The predefined families powerVarianceFamily and extBinomialVarianceFamily are, however, not capable of dealing with exact zeros, for there is no general mechanism to modify the variance function for all possible values of the particular variance family.

The confidence interval for one-dimensional variance families is not calculated exactly, but depends on the amount of EQL values available. Hence, if one is interested in a confidence interval, one should allow for smoothing.
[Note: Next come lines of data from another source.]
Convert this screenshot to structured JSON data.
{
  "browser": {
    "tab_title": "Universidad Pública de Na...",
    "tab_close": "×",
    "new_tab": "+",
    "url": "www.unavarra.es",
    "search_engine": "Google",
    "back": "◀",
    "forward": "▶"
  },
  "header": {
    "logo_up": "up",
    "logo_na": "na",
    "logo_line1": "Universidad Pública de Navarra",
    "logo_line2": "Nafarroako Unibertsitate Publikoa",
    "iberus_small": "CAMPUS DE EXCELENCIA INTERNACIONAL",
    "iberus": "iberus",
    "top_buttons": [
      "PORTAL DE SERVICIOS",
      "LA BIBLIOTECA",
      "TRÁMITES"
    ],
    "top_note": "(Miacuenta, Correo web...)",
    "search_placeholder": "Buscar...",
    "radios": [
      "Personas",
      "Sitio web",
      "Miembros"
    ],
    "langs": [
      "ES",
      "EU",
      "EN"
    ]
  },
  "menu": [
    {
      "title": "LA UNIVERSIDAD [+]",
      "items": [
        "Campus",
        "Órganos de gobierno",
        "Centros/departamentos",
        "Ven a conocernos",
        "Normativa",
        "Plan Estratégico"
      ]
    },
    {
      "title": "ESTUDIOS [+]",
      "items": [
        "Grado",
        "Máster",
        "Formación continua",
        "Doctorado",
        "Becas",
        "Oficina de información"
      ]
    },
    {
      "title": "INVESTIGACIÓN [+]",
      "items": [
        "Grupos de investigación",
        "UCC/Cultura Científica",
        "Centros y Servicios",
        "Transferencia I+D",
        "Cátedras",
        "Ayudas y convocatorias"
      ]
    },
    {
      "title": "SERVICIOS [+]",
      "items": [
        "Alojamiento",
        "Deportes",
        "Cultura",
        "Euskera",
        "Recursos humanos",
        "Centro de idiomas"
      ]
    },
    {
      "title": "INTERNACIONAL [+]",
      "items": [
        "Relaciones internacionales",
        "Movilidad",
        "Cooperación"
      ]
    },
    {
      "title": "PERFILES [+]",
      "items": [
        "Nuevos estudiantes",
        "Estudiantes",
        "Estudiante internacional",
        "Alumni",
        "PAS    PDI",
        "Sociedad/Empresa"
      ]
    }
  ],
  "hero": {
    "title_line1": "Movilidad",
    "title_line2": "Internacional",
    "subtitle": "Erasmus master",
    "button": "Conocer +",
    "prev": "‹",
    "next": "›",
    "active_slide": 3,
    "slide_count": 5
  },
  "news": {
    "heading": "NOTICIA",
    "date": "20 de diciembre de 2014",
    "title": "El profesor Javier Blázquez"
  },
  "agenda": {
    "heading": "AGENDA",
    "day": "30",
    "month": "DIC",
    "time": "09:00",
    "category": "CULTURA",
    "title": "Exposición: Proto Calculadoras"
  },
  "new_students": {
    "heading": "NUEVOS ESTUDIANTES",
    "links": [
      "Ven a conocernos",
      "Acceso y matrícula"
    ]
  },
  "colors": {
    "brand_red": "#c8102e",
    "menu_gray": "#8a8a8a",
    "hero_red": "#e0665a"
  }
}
The function eql does not use a direct maximization routine, but rather do a simple maximation over a finite set. Hence, all obtained values including confidence intervals and confidence ellipsoids have a “local flavour” and should not be regarded as global solutions.

The confidence bounds are determined rather empirically and do heavily depend on the amount of parameter values under consideration.


Thorn Thaler


Nelder, J.A. and Pregibon, D. (1987). An extended quasi-likelihood function. Biometrika, 74, 221–232.

See Also

varianceFamily, glm


## Power Variance Family
# Data from Box and Cox (1964)
x <- (-1:1)
y <- c(674,370,292,338,266,210,170,118,90,1414,1198,634,1022,620,438,
yarn.raw <- data.frame(expand.grid(x3=x, x2=x, x1=x), cycles=y)
yarn <- data.frame(x1=yarn.raw$x1, x2=yarn.raw$x2, x3=yarn.raw$x3,

ps.power <- list(theta=seq(1, 4, length = 20))
eq.power <- eql(cycles~x1+x2+x3, param.space=ps.power,
   family=powerVarianceFamily("log"), smooth.grid=500)

## Not run: 
## Extended Binomial Variance Family
# Data from McCullagh & Nelder: GLM, p. 329
# (zeros replaced by 'NA')

site <- rep(1:9, each=10)
variety <- rep(1:10, 9)
resp <- c(0.05,NA,NA,0.10,0.25,0.05,0.50,1.30,1.50,1.50,
   25,42.50,50,37.50,95,62.50,95,95,95) / 100

ps.binomial <- list(seq(1, 2.2, length=32), seq(1, 3, length=32))
eq.binomial <- eql(resp~site*variety, param.space=ps.binomial,

## End(Not run)

[Package EQL version 1.0-1 Index]